Invalidating Cloudfront Cache

Eliminate render-blocking JavaScript and CSS in above-the-fold Content

This is perhaps the most difficult optimisation as its highly dependent on your websites layout and content. This warning occurs because your website is loading external resources above-the-fold (the top-section of your website that is visible when it loads). For example you may be loading bootstrap or ajax from their respective CDNs, which is slowing down your rendering.

Firstly try to remove any unused external resources, or move them locally into your s3 bucket if possible. If you’re using bootstrap or another framework, you’re probably only using a fraction of the CSS it provides. You can try to extract only the CSS selectors that are being utilised. Check out CSS Used for Google Chrome Run it on your site, copy the CSS it gives you, run it through a CSS minifier and save it. If you only have a small amount of CSS you can include it in-line on your site. In the <head> section of your site add the minified css between <style> tags:

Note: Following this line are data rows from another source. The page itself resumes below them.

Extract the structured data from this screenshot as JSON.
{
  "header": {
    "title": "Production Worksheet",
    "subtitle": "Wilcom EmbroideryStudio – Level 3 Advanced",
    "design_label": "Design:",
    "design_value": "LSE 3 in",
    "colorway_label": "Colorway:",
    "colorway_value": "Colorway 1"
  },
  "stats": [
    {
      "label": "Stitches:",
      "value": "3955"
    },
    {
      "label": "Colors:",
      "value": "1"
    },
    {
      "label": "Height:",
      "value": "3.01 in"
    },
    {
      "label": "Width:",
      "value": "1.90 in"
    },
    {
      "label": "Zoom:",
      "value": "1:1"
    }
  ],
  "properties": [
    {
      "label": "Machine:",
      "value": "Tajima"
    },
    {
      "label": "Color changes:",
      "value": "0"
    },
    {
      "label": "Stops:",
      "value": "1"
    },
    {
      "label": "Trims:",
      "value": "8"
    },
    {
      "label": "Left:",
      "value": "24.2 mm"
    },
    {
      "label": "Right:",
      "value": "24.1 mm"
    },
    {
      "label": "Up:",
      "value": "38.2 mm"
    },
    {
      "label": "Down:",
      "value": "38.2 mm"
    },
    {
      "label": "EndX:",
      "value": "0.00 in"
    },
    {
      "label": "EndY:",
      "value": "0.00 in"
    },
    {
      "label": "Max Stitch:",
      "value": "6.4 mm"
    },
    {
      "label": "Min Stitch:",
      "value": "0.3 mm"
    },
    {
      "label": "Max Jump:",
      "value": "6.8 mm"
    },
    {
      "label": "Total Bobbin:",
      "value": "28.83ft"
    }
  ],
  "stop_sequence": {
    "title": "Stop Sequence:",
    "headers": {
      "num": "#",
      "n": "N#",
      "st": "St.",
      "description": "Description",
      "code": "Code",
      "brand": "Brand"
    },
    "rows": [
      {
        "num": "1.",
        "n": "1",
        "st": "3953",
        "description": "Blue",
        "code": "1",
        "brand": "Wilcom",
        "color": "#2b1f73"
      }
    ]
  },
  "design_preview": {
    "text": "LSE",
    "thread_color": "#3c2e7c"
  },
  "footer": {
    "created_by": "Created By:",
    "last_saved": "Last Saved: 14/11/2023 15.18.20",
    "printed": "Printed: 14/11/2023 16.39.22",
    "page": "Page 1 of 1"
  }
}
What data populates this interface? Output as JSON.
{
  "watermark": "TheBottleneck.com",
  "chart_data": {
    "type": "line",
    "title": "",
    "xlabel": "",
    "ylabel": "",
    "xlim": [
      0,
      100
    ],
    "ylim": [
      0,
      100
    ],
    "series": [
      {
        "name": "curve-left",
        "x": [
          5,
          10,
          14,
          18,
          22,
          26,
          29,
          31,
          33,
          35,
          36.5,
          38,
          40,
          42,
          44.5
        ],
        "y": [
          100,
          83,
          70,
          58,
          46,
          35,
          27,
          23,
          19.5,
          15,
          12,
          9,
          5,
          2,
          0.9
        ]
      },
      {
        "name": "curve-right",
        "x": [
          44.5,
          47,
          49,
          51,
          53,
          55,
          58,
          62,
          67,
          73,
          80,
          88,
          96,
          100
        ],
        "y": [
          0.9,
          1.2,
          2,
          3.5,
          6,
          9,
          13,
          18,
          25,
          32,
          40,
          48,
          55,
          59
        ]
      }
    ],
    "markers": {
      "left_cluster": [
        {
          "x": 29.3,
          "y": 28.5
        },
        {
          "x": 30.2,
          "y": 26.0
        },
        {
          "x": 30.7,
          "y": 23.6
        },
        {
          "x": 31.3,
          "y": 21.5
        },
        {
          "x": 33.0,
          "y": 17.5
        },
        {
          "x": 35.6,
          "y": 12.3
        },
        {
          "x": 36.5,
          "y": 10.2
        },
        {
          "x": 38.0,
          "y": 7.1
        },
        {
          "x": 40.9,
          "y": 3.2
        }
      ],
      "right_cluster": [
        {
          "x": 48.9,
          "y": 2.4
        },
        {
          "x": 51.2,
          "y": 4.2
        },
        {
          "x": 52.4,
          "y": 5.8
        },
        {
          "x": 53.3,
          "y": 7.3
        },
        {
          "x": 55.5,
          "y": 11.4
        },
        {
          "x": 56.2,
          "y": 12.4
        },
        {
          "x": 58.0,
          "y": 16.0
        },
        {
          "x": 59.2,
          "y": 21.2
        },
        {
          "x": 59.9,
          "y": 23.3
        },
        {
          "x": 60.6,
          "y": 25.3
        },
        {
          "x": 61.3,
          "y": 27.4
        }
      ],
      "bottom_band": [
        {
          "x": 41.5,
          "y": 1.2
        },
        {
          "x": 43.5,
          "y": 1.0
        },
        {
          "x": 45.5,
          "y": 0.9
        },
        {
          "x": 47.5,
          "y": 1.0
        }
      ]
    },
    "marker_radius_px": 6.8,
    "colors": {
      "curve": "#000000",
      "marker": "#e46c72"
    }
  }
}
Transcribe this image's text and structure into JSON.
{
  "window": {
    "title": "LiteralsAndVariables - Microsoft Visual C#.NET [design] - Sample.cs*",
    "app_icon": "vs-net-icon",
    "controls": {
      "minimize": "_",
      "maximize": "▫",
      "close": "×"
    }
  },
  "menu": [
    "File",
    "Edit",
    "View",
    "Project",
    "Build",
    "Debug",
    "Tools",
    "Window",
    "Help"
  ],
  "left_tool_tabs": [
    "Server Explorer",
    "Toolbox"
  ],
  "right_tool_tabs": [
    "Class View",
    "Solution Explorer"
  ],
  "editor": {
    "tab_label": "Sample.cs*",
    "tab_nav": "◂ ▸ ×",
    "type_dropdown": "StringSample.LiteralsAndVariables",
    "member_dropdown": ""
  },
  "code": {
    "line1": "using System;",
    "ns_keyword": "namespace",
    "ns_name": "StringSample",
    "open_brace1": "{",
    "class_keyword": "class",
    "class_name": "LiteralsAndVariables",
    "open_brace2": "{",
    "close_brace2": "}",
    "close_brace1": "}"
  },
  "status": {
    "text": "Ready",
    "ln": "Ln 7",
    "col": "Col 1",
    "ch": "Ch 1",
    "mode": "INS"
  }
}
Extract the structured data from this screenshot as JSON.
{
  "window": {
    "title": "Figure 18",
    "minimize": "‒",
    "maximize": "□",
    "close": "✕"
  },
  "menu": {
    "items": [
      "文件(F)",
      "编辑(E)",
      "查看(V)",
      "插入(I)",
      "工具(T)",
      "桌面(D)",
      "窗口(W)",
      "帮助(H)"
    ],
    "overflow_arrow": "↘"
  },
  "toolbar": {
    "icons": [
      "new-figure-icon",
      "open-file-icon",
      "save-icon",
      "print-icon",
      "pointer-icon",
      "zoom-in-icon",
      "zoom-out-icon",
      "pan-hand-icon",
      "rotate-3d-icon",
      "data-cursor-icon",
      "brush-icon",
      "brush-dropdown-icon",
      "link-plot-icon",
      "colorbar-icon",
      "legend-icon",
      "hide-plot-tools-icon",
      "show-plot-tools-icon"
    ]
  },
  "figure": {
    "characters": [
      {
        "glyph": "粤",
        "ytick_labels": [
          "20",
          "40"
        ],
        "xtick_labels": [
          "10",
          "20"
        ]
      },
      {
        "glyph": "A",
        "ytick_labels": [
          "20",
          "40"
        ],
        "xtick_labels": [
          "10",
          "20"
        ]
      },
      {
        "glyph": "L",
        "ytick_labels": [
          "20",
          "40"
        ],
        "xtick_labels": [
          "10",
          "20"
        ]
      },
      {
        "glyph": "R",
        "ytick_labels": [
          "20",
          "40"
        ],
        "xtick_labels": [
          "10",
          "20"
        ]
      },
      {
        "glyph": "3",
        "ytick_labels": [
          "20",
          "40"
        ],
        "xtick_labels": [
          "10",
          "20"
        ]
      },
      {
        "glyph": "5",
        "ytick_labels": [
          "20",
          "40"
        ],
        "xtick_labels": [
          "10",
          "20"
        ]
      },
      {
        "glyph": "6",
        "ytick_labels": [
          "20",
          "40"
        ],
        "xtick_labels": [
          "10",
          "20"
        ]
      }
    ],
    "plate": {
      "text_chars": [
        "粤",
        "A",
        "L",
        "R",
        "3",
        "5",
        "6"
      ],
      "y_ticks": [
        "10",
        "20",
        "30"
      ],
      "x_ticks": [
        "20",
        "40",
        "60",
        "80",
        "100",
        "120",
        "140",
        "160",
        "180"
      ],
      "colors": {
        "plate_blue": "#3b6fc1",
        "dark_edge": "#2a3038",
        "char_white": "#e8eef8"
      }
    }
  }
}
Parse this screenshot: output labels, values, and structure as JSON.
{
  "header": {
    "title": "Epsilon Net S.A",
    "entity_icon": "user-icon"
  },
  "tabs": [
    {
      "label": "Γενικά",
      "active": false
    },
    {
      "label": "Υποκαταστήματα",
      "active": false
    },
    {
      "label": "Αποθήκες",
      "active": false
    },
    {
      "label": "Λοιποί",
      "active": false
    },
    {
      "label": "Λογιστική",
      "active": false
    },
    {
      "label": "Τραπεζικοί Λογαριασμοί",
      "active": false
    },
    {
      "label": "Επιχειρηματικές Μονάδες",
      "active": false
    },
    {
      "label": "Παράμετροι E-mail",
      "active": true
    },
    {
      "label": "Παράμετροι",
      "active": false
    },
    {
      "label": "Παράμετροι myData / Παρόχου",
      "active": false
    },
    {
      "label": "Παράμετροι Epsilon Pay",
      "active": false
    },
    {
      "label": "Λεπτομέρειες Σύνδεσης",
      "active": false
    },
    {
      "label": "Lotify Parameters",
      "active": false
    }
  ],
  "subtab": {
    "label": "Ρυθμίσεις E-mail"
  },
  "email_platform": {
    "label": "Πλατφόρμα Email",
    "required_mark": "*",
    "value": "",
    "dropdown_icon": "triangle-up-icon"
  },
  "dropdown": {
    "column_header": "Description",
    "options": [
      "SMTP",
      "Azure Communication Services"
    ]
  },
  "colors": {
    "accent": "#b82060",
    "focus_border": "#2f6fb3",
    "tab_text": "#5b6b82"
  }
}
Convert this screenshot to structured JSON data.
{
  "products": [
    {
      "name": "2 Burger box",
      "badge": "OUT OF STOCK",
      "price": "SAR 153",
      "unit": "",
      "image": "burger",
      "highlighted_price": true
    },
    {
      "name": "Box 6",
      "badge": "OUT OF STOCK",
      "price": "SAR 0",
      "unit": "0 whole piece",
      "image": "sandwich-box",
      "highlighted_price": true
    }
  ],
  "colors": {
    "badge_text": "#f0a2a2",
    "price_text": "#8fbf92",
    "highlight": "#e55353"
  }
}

A common pitfall of this step is Google Analytics which throws the ‘Eliminate render-blocking…’ warning. To remedy this, download Google Analytics from and store it with your site in S3. I also found that this script was re-downloading analytics.js from Google, so CTRL+F in analytics.js and replace any references to the above URL with your local file:
replace with e.g. ->

You may also have a Google Tag Manager script, something like this:

<script async src=''>

Go to the URL, download the script, save it locally. Run CTRL+F again and replace any references to with your local copy.

Enable Compression

As S3 isn’t a normal webserver it wastes no processing power in gzip compressing files for you, so you need to do this manually before you upload them.

You should only compress html, css and javascript files with gzip. To do this on Mac and Linux run gzip -9 and then the filename:

gzip -9 -k -f *.html
gzip -9 -k -f *.js
gzip -9 -k -f *.css

-9 is for maximum level of compression, -k keeps the original file, -f is force, so we replace our previous compression without the ‘are you sure…’ prompt.

If you compress index.html you should get index.html.gz out. We need to upload these compressed files to S3 with the compression type included in the metadata, so that the client knows to decompress the files before showing them in the browser.

You can add the compression metadata through the S3 console or with the upload command. The command below shows how you might do this with the --content-encoding option:

aws s3 cp --recursive index.html s3:// --grants read=uri= --cache-control max-age=63072000 --content-encoding gzip

Alternatively, in the S3 console, select your compressed files, go to ‘More’ > ‘Change metadata’. Add a new key called ‘Content-Encoding’ with the value ‘gzip’:

Content Encoding Metadata

NOTE: Don’t forget to change any references in your html files to the compressed files. For exaple if you’re loading in your JavaScript with src="css/myscript.min.js", compress your JavaScript then change the reference to src="js/myscript.min.css.gz". Alternatively rename your compressed files to remove the .gz extension, then you’ll have less problems during development.

Reduce Server Response Time

I received this warning while I was making the previous optimisations. Once i’d removed all the other warnings this one dissapeared too. As its hosted on S3 with Amazon’s CDN you’re pretty cutting-edge in terms of deployment. If that doesn’t cut it then you need a consultant, not a tutorial.

You might want to try reduce the size of your content. 100MB of optimised images is still 100MB of images; try to defer rendering until the above-the-fold content is rendered or implement some sort of splash-screen to make the site appear to render quicker.


Hopefully these optimisations have improved the speed of your S3 static site to that perfect 100, or as close as you can get. PageSpeed is only a part of SEO and is not worth obsessing over. Getting a perfect 100 involves a lot spaghettification that can cause headaches if you need to make frequent updates. Downloading scripts like Google Analytics to your own server means that you won’t be up-to-date if it changes, unless you set up some additional automation. Unless your website is cripplingly slow, users probably won’t even notice your fine-tuning, but it should help bring in a few new users through search engines.

—— Tom 2017.10